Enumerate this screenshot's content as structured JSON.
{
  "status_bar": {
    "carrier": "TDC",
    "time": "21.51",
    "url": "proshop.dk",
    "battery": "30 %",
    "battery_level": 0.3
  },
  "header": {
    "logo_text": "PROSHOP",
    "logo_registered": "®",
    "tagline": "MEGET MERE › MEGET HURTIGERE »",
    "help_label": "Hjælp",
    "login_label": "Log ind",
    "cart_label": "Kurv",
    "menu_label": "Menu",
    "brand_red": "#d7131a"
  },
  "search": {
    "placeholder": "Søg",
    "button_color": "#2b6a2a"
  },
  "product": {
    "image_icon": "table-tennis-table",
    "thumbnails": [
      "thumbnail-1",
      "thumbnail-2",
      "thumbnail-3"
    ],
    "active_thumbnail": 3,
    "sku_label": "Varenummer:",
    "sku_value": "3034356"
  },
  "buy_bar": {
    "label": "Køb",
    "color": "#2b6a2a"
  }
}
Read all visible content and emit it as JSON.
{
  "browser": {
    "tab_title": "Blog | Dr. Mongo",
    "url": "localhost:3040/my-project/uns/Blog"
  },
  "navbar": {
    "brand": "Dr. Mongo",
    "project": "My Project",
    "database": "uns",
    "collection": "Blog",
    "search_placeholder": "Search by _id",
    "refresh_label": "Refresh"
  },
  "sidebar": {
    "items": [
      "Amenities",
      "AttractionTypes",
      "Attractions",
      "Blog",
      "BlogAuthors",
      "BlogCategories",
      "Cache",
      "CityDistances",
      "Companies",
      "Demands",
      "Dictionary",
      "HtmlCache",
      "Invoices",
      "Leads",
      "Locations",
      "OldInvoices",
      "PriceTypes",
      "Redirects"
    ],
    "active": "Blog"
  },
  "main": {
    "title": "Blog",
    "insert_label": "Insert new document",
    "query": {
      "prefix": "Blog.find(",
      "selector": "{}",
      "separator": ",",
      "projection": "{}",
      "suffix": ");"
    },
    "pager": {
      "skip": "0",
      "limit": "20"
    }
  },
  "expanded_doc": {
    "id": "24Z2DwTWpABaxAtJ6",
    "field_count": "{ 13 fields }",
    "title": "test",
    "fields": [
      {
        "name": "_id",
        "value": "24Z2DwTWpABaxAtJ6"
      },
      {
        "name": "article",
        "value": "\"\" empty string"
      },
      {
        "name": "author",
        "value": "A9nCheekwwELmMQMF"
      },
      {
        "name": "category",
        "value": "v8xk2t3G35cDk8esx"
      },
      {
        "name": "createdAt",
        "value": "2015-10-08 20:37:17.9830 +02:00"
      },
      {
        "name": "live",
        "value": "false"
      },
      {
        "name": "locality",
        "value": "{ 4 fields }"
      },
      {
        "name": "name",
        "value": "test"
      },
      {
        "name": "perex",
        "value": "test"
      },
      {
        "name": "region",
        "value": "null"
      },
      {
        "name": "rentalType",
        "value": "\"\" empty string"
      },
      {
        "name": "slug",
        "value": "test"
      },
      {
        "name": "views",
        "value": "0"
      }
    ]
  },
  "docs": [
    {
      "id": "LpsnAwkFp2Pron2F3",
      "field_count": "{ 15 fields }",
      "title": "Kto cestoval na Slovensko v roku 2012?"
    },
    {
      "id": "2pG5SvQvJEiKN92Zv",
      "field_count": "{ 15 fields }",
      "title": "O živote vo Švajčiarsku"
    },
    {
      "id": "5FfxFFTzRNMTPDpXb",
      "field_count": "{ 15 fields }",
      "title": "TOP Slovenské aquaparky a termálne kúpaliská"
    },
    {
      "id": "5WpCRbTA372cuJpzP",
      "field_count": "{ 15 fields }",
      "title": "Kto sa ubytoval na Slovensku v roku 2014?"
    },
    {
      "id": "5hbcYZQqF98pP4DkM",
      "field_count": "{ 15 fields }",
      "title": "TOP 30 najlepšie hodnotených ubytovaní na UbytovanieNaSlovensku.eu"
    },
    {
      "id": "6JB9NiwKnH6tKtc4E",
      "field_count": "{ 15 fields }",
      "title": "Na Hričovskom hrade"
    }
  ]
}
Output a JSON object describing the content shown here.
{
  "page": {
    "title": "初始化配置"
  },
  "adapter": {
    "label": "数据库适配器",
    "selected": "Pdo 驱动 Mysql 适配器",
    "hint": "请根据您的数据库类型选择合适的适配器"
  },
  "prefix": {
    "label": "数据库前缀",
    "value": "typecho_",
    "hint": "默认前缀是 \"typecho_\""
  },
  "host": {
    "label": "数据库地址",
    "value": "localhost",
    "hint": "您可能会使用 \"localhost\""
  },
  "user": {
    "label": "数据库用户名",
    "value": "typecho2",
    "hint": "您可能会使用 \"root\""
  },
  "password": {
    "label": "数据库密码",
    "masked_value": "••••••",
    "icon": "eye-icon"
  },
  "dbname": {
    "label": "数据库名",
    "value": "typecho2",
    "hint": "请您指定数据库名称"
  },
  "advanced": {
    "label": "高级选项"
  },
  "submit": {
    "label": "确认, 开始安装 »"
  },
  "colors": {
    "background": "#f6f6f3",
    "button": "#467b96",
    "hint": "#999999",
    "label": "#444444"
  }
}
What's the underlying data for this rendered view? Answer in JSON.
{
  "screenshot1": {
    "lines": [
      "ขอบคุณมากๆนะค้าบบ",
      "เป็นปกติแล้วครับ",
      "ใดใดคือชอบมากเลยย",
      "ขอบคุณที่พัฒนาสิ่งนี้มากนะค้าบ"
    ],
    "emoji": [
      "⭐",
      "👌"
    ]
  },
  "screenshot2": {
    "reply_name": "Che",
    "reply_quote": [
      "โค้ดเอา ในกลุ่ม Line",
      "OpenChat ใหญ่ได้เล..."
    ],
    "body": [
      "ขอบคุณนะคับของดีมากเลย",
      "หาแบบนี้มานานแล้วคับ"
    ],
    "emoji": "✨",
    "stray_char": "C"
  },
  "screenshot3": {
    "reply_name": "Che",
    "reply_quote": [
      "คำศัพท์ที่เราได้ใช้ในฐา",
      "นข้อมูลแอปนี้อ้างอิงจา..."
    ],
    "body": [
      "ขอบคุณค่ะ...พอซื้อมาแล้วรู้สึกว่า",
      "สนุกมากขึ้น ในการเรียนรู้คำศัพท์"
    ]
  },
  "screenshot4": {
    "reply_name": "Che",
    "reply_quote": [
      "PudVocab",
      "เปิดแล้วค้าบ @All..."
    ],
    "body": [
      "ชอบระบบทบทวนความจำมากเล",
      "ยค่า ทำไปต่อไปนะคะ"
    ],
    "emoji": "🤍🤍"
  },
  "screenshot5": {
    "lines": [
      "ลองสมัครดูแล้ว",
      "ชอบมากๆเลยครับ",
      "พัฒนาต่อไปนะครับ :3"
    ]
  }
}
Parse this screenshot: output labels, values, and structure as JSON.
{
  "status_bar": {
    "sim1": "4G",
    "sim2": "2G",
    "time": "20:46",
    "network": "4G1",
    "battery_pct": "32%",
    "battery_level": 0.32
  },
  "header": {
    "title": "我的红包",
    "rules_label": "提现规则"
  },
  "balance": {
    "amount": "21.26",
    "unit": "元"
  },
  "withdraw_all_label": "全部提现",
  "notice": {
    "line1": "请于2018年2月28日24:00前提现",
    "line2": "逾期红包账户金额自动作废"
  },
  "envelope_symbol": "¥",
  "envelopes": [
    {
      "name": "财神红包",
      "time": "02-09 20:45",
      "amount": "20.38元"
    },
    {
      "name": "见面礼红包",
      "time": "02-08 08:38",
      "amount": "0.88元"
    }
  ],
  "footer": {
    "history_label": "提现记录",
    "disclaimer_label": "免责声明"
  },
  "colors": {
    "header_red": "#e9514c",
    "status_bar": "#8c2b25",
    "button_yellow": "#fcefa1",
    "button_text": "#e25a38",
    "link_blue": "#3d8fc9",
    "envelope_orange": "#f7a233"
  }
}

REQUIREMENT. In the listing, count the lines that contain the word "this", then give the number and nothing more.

ANSWER FOR THE TASK. 3